We found associations with CO, NO2, BC, and PM2.5. These four pollutants had high day-to-day correlations with each other and were strongly correlated with SO2. It would not be possible to differentiate the independent effects of these pollutants. Nevertheless, the associations with these specific pollutants are consistent with an effect from air pollution from motor vehicle sources.
Animal studies in Boston have suggested that changes in indicators of cardiac function are specifically associated with motor vehicle pollution (Clarke et al. 2000
). Analysis of daily mortality in Boston and five other cities suggested that motor vehicle pollution was more strongly related to cardiovascular mortality than to respiratory mortality (Laden et al. 2000
). Cardiovascular emergency department visits in Atlanta, Georgia, were significantly associated with these same markers of motor vehicle air pollution—NO2
, CO, PM2.5
, BC, and fine particle organic carbon (Metzger et al. 2004
). For Atlanta emergency department visits for dysrhythmias, positive associations were found for these same motor vehicle pollutants, although these associations were not statistically significant because of the smaller number of events.
We cannot exclude the possible role of sulfur oxides, which are generally considered to be indicators of air pollution from power plants and other stationary fossil fuel combustion sources. In this analysis, we found associations of ventricular tachyarrhythmias in subjects with a recent event associated with SO2 (p = 0.013) and with SO4 (p = 0.06). The positive, marginally significant associations with SO4 are notable because SO4 data were available only on a limited number of days (37%) compared with SO2 and the other gaseous pollutants. Particulate SO4 concentrations in Boston largely reflect secondary particles formed during long-range transport. Gaseous SO2 concentrations reflect local sulfur emissions and were most highly correlated with motor vehicle pollutants.
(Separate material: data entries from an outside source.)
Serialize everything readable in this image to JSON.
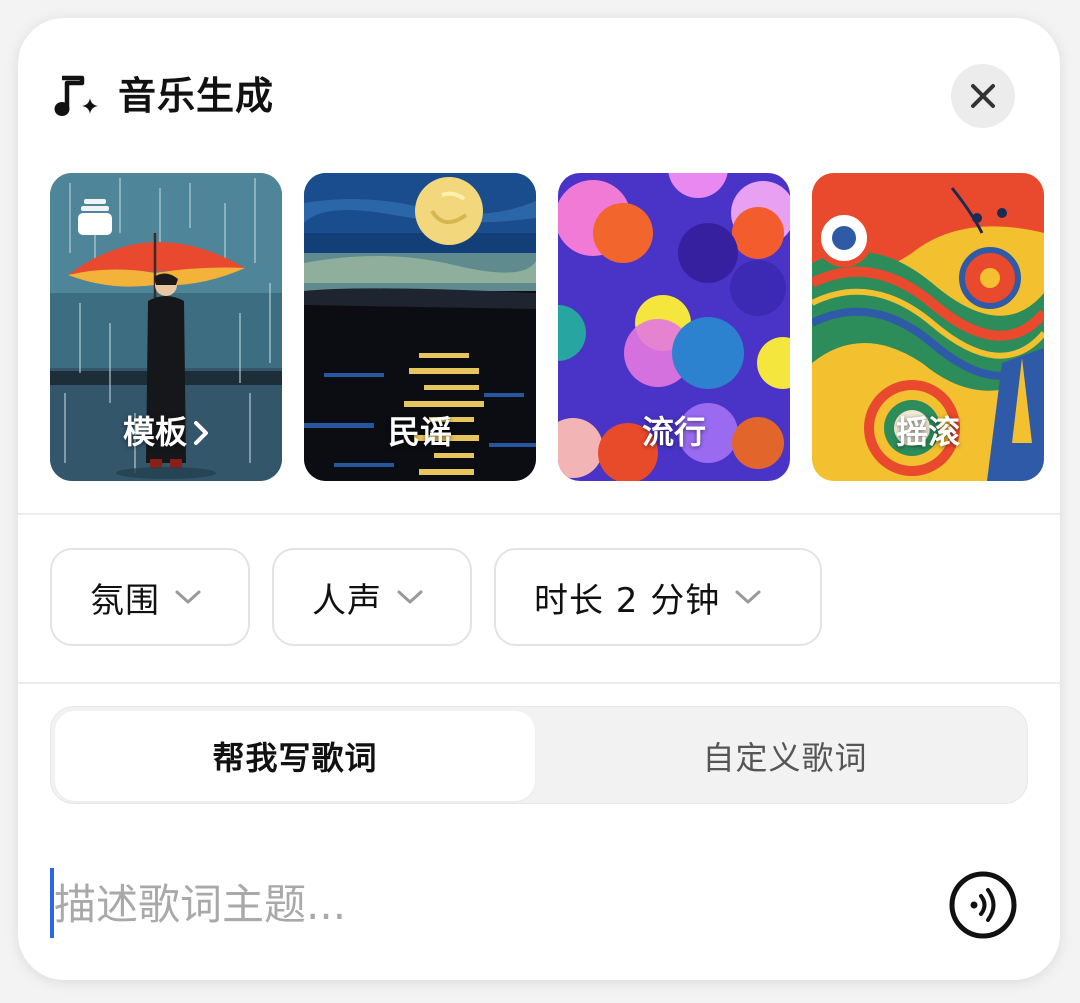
{
  "header": {
    "title": "音乐生成",
    "icon": "music-note-sparkle-icon",
    "close_icon": "close-icon"
  },
  "cards": [
    {
      "label": "模板",
      "has_chevron": true,
      "icon": "stack-icon"
    },
    {
      "label": "民谣"
    },
    {
      "label": "流行"
    },
    {
      "label": "摇滚"
    }
  ],
  "options": {
    "mood": "氛围",
    "vocal": "人声",
    "duration": "时长 2 分钟"
  },
  "lyrics_mode": {
    "active": "帮我写歌词",
    "inactive": "自定义歌词"
  },
  "input": {
    "placeholder": "描述歌词主题..."
  },
  "colors": {
    "accent": "#2f64e8",
    "chip_border": "#e3e3e3",
    "segment_bg": "#f2f2f2"
  }
}
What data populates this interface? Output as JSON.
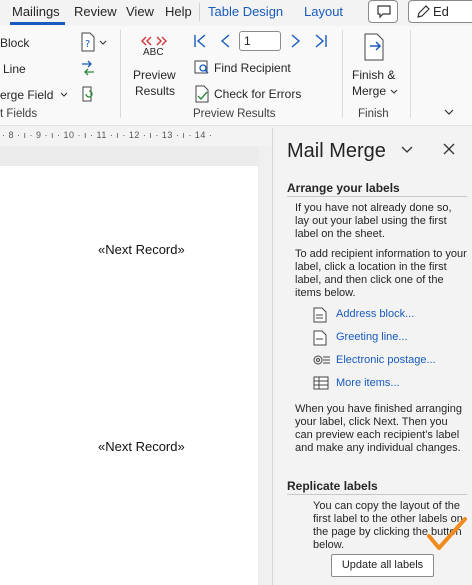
{
  "tabs": [
    {
      "label": "Mailings",
      "active": true
    },
    {
      "label": "Review"
    },
    {
      "label": "View"
    },
    {
      "label": "Help"
    },
    {
      "label": "Table Design",
      "contextual": true
    },
    {
      "label": "Layout",
      "contextual": true
    }
  ],
  "top_right": {
    "editing_label": "Ed"
  },
  "ribbon": {
    "write_insert": {
      "address_block": "Block",
      "greeting_line": "Line",
      "insert_merge_field": "erge Field",
      "group_label": "t Fields"
    },
    "preview": {
      "abc_label": "ABC",
      "preview_results_line1": "Preview",
      "preview_results_line2": "Results",
      "record_value": "1",
      "find_recipient": "Find Recipient",
      "check_errors": "Check for Errors",
      "group_label": "Preview Results"
    },
    "finish": {
      "label_line1": "Finish &",
      "label_line2": "Merge",
      "group_label": "Finish"
    }
  },
  "ruler": {
    "label": "· 8 · ı · 9 · ı · 10 · ı · 11 · ı · 12 · ı · 13 · ı · 14 ·"
  },
  "document": {
    "records": [
      "«Next Record»",
      "«Next Record»"
    ]
  },
  "pane": {
    "title": "Mail Merge",
    "section1": {
      "heading": "Arrange your labels",
      "para1": "If you have not already done so, lay out your label using the first label on the sheet.",
      "para2": "To add recipient information to your label, click a location in the first label, and then click one of the items below.",
      "links": [
        {
          "label": "Address block...",
          "icon": "address-block-icon"
        },
        {
          "label": "Greeting line...",
          "icon": "greeting-line-icon"
        },
        {
          "label": "Electronic postage...",
          "icon": "postage-icon"
        },
        {
          "label": "More items...",
          "icon": "more-items-icon"
        }
      ],
      "para3": "When you have finished arranging your label, click Next. Then you can preview each recipient's label and make any individual changes."
    },
    "section2": {
      "heading": "Replicate labels",
      "para": "You can copy the layout of the first label to the other labels on the page by clicking the button below.",
      "button": "Update all labels"
    }
  },
  "colors": {
    "accent": "#185abd",
    "annotation": "#f08c1e"
  }
}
A major advantage of the ICD data is the passive monitoring of cardiac tachyarrhythmias. Nevertheless, ICD-detected ventricular arrhythmias were rare events in this follow-up, and the small number of subjects with multiple ICD-detected arrhythmias is a limitation. These patients clearly represent a highly selected cohort of special interest, because their previous history of cardiovascular disease might make them particularly sensitive to the effects of air pollution episodes. The observed associations of ventricular tachyarrhythmias with particulate air pollution in these subjects are large compared with previous studies. In a mortality time-series analysis in Boston and five other cities (Schwartz et al. 1996
), each increase of 10 μg/m3 in the 2-day mean PM2.5
was associated with a 2% increase in the risk of cardiovascular mortality. For Boston ICD patients (), the observed associations imply an 11% (95% CI, –9 to 35%) increased risk of potentially fatal ventricular arrhythmias when scaled to the same 10 μg/m3
in the 2-day mean PM2.5
concentrations. Thus, the ICD patients had a risk of potentially life-threatening ventricular tachyarrhythmias associated with fine particles that was more than five times the risk of cardiovascular death in the general population. Among those at the highest risk—those with a recent prior ventricular arrhythmia—the increased risk of a new ventricular tachyarrhythmia was 97% (95% CI, 46–165%) associated with each 10-μg/m3
increase in PM2.5